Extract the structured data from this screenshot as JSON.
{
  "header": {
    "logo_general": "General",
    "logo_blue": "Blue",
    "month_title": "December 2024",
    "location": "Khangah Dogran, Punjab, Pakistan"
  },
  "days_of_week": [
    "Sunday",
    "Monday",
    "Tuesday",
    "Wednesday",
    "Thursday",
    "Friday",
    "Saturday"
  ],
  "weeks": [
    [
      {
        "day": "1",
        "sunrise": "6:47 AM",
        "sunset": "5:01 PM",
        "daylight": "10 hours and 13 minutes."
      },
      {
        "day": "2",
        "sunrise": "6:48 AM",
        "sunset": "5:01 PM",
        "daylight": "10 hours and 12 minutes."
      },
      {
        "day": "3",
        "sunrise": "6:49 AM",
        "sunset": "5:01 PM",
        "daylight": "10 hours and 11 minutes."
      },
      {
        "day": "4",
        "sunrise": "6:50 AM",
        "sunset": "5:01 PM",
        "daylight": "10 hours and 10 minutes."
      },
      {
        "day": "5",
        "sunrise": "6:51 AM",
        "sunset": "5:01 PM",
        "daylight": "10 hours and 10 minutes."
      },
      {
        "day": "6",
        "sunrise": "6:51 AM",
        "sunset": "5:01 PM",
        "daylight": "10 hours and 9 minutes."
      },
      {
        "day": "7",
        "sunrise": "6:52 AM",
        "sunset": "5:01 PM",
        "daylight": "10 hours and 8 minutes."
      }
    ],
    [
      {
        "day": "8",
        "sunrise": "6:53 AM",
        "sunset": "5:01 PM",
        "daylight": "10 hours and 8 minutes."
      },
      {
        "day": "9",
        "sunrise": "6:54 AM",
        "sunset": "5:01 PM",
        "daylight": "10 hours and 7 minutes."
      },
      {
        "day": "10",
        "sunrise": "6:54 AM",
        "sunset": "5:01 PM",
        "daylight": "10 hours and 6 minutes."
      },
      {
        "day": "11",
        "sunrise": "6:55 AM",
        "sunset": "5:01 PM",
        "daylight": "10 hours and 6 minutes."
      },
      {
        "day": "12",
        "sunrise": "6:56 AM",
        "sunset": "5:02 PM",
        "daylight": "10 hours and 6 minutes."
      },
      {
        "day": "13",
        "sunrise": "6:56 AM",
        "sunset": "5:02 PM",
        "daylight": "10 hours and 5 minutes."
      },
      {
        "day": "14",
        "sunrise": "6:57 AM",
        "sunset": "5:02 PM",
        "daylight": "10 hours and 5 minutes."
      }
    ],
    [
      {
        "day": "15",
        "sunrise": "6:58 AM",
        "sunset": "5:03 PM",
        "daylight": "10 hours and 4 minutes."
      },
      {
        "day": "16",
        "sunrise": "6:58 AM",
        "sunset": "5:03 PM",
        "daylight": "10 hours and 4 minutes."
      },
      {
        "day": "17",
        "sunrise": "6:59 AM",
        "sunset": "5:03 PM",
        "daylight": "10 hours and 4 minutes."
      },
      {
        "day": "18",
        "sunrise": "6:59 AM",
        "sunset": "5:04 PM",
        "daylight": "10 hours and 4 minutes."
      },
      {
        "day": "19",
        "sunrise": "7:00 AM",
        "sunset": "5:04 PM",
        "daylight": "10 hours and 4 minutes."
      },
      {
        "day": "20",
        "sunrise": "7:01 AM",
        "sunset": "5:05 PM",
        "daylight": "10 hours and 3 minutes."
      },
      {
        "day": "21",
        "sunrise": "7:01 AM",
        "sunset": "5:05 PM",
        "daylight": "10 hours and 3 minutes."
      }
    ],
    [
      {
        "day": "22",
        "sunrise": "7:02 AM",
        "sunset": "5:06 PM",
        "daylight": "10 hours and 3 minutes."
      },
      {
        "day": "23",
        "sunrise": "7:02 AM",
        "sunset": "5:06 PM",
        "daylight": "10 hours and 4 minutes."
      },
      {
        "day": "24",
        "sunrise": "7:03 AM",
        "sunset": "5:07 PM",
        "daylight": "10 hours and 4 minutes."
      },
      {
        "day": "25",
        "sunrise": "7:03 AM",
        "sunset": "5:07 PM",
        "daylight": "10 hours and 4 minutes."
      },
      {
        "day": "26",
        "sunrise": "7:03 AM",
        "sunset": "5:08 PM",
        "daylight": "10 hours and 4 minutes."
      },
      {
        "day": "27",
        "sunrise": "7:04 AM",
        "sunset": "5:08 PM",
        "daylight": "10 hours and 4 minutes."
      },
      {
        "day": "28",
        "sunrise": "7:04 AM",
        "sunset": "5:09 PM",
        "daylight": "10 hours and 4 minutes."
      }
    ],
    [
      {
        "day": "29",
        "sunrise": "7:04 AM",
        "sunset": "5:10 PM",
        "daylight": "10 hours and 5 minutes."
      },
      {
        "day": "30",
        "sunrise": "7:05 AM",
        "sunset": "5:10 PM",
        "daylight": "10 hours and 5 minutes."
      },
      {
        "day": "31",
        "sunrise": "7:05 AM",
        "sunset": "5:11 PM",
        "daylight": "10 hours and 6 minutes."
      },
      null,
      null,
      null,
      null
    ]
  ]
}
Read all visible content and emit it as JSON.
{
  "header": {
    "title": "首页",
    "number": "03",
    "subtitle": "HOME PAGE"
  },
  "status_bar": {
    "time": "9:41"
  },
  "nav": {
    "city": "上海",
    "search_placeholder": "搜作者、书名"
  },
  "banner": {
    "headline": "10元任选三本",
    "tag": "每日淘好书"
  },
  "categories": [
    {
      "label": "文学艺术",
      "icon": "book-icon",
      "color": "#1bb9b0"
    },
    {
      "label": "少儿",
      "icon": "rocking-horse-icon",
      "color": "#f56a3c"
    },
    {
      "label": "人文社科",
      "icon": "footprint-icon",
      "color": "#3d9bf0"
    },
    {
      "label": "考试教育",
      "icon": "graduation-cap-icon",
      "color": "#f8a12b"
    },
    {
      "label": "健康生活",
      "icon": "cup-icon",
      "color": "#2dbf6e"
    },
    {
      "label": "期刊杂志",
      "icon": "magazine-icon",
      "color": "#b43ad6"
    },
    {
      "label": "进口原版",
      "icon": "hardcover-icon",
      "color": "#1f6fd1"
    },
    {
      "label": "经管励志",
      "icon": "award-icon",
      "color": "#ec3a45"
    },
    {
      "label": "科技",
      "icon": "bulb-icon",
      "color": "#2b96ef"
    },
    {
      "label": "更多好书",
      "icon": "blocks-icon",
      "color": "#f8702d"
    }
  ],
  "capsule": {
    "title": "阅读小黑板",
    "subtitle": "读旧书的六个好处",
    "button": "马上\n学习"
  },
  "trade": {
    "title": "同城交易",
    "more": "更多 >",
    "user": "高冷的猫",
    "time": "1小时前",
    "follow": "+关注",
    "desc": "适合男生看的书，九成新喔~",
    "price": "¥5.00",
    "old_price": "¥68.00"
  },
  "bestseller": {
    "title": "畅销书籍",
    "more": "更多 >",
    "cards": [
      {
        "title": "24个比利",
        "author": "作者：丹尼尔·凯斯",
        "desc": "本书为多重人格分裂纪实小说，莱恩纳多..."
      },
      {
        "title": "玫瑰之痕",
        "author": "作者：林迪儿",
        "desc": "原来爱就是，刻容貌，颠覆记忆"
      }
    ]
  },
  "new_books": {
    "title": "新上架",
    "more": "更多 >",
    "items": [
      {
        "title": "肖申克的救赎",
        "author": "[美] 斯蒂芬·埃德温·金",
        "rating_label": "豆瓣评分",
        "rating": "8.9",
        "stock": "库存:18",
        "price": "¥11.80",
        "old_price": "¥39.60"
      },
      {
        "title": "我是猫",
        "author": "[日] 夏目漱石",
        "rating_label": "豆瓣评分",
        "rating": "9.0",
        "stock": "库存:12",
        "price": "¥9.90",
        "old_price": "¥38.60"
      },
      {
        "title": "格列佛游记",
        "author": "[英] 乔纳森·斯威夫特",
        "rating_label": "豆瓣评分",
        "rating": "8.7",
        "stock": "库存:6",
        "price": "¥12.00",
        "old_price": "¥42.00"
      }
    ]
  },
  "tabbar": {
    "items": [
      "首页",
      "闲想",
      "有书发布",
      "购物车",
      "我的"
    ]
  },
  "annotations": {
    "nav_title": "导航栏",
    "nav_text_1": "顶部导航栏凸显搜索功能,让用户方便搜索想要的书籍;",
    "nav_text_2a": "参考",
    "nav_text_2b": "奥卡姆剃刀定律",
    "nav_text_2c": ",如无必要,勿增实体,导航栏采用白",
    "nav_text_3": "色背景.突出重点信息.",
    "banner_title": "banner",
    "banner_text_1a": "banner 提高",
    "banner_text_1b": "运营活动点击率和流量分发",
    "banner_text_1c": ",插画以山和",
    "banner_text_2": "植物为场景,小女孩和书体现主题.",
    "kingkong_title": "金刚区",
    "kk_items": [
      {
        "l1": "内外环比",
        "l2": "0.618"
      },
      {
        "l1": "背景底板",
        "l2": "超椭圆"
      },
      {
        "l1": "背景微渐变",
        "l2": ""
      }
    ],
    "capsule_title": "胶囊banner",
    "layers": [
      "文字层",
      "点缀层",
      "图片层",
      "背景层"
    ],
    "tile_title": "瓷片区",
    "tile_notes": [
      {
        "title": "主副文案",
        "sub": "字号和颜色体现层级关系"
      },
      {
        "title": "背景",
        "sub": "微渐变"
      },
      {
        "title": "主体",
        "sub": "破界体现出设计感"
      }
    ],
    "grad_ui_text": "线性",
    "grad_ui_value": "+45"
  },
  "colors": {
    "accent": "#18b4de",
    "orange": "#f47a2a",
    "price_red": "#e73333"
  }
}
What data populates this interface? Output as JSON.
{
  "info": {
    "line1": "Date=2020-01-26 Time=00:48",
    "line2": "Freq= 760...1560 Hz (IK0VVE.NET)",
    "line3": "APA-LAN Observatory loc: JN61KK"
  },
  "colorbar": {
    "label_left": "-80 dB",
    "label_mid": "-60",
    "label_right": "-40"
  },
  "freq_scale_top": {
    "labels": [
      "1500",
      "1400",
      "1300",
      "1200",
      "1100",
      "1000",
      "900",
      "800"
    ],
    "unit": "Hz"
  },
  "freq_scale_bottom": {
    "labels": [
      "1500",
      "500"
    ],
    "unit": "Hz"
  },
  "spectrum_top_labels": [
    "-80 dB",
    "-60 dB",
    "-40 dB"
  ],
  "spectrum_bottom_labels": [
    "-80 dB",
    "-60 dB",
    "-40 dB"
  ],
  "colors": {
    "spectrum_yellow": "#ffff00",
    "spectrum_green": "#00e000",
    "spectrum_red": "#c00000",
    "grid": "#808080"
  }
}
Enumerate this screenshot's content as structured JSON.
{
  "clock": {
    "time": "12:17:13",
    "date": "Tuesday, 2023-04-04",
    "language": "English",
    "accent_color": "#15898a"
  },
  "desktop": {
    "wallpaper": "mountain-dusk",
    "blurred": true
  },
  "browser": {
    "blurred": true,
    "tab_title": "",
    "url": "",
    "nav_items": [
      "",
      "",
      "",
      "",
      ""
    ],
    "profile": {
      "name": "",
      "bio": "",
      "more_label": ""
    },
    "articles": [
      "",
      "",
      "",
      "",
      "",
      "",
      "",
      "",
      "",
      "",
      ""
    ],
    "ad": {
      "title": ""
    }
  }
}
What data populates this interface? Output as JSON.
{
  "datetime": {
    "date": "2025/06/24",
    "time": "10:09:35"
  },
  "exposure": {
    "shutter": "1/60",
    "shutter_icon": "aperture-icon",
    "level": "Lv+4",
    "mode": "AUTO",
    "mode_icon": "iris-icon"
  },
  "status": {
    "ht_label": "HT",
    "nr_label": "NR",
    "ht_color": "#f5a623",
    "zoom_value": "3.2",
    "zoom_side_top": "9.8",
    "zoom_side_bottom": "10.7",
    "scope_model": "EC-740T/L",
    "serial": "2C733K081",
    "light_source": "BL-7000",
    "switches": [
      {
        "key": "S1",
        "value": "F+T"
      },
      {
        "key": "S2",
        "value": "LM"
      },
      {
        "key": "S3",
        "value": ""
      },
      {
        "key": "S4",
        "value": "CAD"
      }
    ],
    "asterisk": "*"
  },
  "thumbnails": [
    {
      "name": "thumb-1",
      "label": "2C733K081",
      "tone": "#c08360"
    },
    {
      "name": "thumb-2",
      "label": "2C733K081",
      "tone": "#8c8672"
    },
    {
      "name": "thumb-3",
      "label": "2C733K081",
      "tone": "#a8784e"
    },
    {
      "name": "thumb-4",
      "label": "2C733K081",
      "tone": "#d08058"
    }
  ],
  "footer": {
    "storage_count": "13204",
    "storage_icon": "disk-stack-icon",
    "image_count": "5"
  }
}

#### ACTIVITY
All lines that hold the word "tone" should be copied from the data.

#### SOLVED EXERCISE
      "tone": "#c08360"
      "tone": "#8c8672"
      "tone": "#a8784e"
      "tone": "#d08058"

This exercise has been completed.